Problem statement. What lines in the records include the string "Preview"? Return each one.

*** Extracted entries ***

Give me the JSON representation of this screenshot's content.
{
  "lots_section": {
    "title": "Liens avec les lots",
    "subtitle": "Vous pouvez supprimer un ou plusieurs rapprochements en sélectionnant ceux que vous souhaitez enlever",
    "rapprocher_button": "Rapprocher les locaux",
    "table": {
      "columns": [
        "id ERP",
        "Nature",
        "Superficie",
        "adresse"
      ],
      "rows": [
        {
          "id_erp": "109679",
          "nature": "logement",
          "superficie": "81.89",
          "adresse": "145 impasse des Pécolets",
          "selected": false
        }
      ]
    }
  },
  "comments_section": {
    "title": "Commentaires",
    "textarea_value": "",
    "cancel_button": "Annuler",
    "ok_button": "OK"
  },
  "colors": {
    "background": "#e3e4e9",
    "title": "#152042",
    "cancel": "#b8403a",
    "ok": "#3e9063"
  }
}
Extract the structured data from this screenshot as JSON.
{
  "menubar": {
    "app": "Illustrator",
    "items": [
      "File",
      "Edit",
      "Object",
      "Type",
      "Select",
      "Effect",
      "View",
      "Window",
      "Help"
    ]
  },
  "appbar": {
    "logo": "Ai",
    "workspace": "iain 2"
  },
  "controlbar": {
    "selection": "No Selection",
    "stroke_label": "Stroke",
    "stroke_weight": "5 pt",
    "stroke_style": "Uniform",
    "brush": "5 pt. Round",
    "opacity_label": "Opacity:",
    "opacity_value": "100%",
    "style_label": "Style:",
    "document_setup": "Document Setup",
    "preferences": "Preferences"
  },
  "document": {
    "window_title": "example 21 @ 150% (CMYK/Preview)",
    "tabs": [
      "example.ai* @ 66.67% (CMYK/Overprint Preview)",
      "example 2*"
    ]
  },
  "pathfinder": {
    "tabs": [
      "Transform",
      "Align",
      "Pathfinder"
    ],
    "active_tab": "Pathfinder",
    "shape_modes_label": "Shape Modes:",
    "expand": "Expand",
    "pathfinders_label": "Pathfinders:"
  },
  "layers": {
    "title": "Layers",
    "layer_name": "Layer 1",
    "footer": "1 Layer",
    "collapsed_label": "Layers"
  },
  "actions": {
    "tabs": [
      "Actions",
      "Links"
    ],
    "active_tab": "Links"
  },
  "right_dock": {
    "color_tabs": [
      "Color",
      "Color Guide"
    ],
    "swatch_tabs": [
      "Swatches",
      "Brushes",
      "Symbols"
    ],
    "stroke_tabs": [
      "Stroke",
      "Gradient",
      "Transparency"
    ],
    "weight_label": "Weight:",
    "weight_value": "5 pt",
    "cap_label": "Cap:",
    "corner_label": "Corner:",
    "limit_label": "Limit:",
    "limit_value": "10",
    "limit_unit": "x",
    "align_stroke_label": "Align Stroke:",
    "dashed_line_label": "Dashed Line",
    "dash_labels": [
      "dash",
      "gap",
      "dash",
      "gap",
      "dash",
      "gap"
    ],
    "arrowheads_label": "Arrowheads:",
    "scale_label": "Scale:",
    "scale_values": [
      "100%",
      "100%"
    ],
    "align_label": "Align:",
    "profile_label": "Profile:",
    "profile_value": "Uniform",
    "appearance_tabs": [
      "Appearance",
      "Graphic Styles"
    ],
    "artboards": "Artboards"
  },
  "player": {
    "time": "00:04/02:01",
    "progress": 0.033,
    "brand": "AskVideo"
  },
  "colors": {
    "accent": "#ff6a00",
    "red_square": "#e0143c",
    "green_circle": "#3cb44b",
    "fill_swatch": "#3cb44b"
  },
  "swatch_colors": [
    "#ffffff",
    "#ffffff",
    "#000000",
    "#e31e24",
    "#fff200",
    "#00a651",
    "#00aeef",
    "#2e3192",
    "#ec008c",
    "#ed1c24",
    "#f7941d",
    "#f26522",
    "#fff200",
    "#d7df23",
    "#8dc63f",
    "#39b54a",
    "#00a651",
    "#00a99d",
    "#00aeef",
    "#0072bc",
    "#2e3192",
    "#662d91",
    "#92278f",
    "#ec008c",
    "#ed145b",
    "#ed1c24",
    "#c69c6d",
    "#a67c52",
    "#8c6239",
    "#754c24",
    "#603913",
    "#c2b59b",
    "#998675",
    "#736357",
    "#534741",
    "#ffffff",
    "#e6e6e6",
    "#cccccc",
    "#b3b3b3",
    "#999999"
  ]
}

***

Written answer.
    "window_title": "example 21 @ 150% (CMYK/Preview)",
      "example.ai* @ 66.67% (CMYK/Overprint Preview)",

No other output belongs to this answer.